About this task ▸ Return the listing below in full, with every line exactly as it is.

★ ★ ★ ★ ★

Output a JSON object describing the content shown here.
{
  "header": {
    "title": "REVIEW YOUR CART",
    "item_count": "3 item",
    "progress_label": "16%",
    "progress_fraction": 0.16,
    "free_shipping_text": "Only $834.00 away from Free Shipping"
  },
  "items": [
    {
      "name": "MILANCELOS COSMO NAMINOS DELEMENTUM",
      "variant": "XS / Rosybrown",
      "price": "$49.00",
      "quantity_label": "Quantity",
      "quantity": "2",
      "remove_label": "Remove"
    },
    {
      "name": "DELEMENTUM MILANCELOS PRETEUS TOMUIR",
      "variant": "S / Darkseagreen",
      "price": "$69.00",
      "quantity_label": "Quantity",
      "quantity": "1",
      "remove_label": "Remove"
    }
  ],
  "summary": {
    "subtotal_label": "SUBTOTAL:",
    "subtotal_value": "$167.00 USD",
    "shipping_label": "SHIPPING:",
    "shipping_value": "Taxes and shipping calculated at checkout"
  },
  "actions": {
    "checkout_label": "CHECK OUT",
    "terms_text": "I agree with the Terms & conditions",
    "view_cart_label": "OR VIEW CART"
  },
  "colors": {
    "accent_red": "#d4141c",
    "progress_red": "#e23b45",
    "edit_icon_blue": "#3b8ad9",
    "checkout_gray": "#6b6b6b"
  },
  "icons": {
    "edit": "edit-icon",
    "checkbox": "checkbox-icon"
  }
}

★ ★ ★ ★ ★

Completed task ▸
Output a JSON object describing the content shown here.
{
  "header": {
    "title": "REVIEW YOUR CART",
    "item_count": "3 item",
    "progress_label": "16%",
    "progress_fraction": 0.16,
    "free_shipping_text": "Only $834.00 away from Free Shipping"
  },
  "items": [
    {
      "name": "MILANCELOS COSMO NAMINOS DELEMENTUM",
      "variant": "XS / Rosybrown",
      "price": "$49.00",
      "quantity_label": "Quantity",
      "quantity": "2",
      "remove_label": "Remove"
    },
    {
      "name": "DELEMENTUM MILANCELOS PRETEUS TOMUIR",
      "variant": "S / Darkseagreen",
      "price": "$69.00",
      "quantity_label": "Quantity",
      "quantity": "1",
      "remove_label": "Remove"
    }
  ],
  "summary": {
    "subtotal_label": "SUBTOTAL:",
    "subtotal_value": "$167.00 USD",
    "shipping_label": "SHIPPING:",
    "shipping_value": "Taxes and shipping calculated at checkout"
  },
  "actions": {
    "checkout_label": "CHECK OUT",
    "terms_text": "I agree with the Terms & conditions",
    "view_cart_label": "OR VIEW CART"
  },
  "colors": {
    "accent_red": "#d4141c",
    "progress_red": "#e23b45",
    "edit_icon_blue": "#3b8ad9",
    "checkout_gray": "#6b6b6b"
  },
  "icons": {
    "edit": "edit-icon",
    "checkbox": "checkbox-icon"
  }
}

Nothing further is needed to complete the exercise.